Keys to Making Chewy Chocolate Chip Cookies:
- Use a combination of Bread Flour and Cake (or Pastry) Flour
- Use chocolate discs (affiliate link) instead of chocolate chips. A premium brand is key.
- Cover and chill the dough for 72 hours. That’s THREE Days! If you cannot wait, at least chill overnight, but try for longer.
- Make BIG cookies! I use my largest cookie scoop (affiliate link). That’s 1/4 CUP of dough!
- Do Not Overbake.
More Chocolate Cookie Recipes You’ll Love:
- Hot Chocolate Cookies from Love from the Oven
- Double Dark Chocolate Shortbread Cookies from The View from Great Island
- Better Than Brownies Chocolate Cookies from Brown Eyed Baker
- Killer Chocolate Chip Cookies
- Classic Chocolate Peanut Butter No-Bake Cookies
- Flourless Chocolate Cookies
- Chocolate Chip Caramel Butter Bars
- Double Chocolate Chip Cookies
- Dark Chocolate Pudding Cookies
- Triple Chocolate Fudge Cookies
- Quadruple Chocolate Cookies
- More Cookie Recipes
- 1 pound butter
- 1 3/4 cups granulated sugar
- 2 1/4 cups brown sugar
- 4 large eggs
- 3 cups plus 2 tablespoons cake flour
- 3 cups bread flour
- 2 teaspoons salt (1 tablespoon if using unsalted butter)

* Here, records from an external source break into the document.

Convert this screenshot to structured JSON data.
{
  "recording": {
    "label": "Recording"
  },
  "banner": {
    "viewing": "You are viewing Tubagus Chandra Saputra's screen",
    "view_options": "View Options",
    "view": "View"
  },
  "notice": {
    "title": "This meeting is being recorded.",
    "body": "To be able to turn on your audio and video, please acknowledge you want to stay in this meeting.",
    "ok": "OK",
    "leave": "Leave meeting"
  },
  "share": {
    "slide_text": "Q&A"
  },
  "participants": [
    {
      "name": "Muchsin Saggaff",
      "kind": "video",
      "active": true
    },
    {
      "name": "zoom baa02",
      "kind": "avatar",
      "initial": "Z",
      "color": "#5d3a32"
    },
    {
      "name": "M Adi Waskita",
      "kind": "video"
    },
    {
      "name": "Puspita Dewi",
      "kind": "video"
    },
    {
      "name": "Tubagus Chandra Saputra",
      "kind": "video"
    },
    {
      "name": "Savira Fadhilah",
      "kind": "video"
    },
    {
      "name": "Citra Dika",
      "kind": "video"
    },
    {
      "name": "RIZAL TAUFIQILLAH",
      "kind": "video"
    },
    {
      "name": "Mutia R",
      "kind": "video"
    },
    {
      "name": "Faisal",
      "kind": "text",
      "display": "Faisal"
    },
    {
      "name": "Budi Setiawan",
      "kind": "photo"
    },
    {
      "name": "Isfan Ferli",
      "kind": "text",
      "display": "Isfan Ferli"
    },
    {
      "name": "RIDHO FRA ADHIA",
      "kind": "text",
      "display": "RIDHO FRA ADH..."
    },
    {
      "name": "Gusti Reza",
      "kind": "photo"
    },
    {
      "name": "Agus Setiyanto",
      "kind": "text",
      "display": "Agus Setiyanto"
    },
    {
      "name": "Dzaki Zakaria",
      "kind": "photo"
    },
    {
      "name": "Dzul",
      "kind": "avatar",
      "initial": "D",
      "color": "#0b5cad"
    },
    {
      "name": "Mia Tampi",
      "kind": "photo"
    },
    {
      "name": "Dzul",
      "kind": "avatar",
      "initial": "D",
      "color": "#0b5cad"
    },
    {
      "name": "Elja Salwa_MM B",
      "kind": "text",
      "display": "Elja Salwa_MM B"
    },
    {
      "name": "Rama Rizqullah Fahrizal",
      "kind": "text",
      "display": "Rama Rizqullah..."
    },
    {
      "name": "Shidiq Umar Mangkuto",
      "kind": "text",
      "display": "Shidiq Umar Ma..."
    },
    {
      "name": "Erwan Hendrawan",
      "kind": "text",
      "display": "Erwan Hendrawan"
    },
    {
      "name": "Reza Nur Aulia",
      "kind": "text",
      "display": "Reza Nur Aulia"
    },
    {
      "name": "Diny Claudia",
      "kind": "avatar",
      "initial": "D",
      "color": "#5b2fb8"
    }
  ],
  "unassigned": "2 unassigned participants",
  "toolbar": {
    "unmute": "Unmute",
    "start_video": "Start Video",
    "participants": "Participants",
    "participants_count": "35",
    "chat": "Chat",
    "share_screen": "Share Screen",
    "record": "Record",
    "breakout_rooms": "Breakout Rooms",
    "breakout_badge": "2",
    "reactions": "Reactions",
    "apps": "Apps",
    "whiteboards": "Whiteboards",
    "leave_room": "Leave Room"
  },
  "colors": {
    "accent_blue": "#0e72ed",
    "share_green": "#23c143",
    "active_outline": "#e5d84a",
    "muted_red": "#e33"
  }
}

- 2 teaspoons baking powder
- 2 teaspoons baking soda
- 1 tablespoon vanilla extract
- 2 pounds 60-percent chocolate semisweet or bittersweet chocolate disks, feves or morsels
- In the bowl of an electric mixer fitted with the paddle attachment, cream together butter and sugars. Add eggs, one at a time, mixing well after each addition. Reduce speed to low and add both the cake flour and bread flour, baking powder, baking soda, and vanilla; mix until well combined. Fold in the chocolate making sure to distribute well.
- Cover and refrigerate the dough overnight or up to 72 hours.
- Before baking, bring the dough out of the refrigerator for about an hour. Preheat oven to 350º. Line baking sheets with parchment paper and set aside.
- Using a 4-ounce scoop for larger cookies or a 1-ounce scoop for smaller cookies, scoop cookie dough onto prepared baking sheets, about 2 inches apart. Bake until lightly browned, but still soft,18-20 minutes for larger cookies and 12-15 minutes for smaller cookies. Cool slightly on baking sheets before transferring to a wire rack to cool completely.
Yields 26-36 larger cookies or 100 smaller cookies. (Or if you're my sister Katie, it will yield 300 cookies and take you all night to bake!!)
Amount Per Serving: Calories: 291Total Fat: 15gSaturated Fat: 9gTrans Fat: 0gUnsaturated Fat: 5gCholesterol: 50mgSodium: 316mgCarbohydrates: 37gFiber: 1gSugar: 27gProtein: 3g